Examples of cultural blunders in marketing
Mistakes can happen with translations. Schweppes Tonic Water became Schweppes Toilet Water in Italy.
Ikea, the Swedish furniture giant, almost named a desk “Fartfull” before someone realized that probably wasn’t a good name for it.
It turned out that the Italian mineral water named Traficante translated to mean “drug dealer.”
Another cultural blunder in marketing came when UK sports manufacturer Umbro named their new trainers the Zyklon. That was revealed to be the name of a gas the Nazis used in their death camps.
Honda was forced to rename one of its cars after it came to light that the original name when translated referred to a woman’s genitals in some Nordic countries.
Tesco had cartons of bacon flavored Pringles displayed near a major Muslim mosque in London’s Whitechapel area. Since Muslims do not eat bacon, some called this insensitive. Others called it a cultural blunder in marketing.
Hitler ice cream cones? People asked why anyone would give them this name. It turned out that the owner of the company apparently named the product after a quick-tempered relative.
The Food Basics grocery store initiated a promotion of Halal chicken, a Muslim product, to celebrate a Sikh religious holiday. The problem with that was that Halal meat is forbidden for practicing Sikhs.

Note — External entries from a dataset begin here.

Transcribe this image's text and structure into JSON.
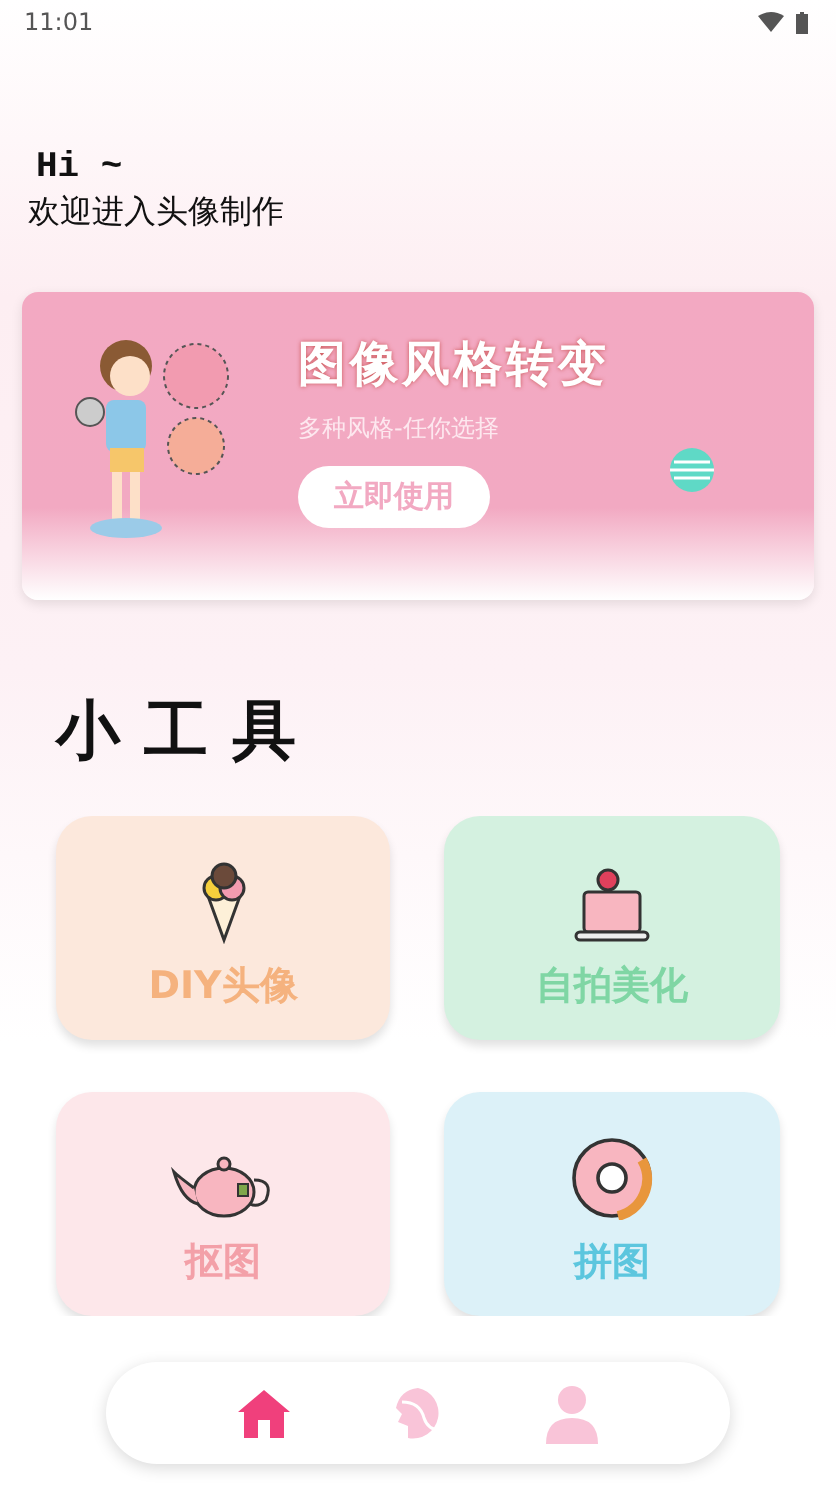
{
  "status_bar": {
    "time": "11:01"
  },
  "greeting": {
    "title": "Hi ~",
    "subtitle": "欢迎进入头像制作"
  },
  "banner": {
    "title": "图像风格转变",
    "subtitle": "多种风格-任你选择",
    "button": "立即使用"
  },
  "section_title": "小工具",
  "tools": [
    {
      "label": "DIY头像",
      "kind": "icecream",
      "color": "#f5b27e"
    },
    {
      "label": "自拍美化",
      "kind": "cake",
      "color": "#7fd6a4"
    },
    {
      "label": "抠图",
      "kind": "teapot",
      "color": "#f3a0a8"
    },
    {
      "label": "拼图",
      "kind": "donut",
      "color": "#5cc6de"
    }
  ],
  "nav": [
    {
      "kind": "home",
      "selected": true
    },
    {
      "kind": "face",
      "selected": false
    },
    {
      "kind": "user",
      "selected": false
    }
  ]
}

The marketing team must have confused Sikhs with Muslims.
In Africa pictures of what is contained in a food product are often printed on the labels. This is done because most people there are illiterate. So, there was widespread confusion when Gerber put pictures of babies on their baby food jars.
These examples show that many times companies don’t consider how their products will be received by the local and/or regional cultures internationally. Do they just assume their country’s products will be accepted unconditionally? Sometimes that seems to be the case. Unfortunately, though, there are many examples that show this often doesn’t work.
Poor cultural awareness is often the reason behind cultural blunders in marketing. It’s important to think beyond your own country’s religions, mores, styles, and preferences when developing marketing content and products for other countries. Not taking the time to do this can be disastrous.
What happens when something goes wrong and cultural blunders in marketing occur? Feelings might be hurt. Anger may even be aroused. It can negatively affect the product involved. The company might be embarrassed. Needless to say, all of these were not the desired outcomes.
It’s surprising that huge corporations are among those who have made cultural blunders in marketing. After all, they probably have teams of marketing professionals and budgets running into the millions of dollars.
There are a number of things that go into a marketing strategy. Something that should be basic is making sure not to make any cultural blunders in marketing.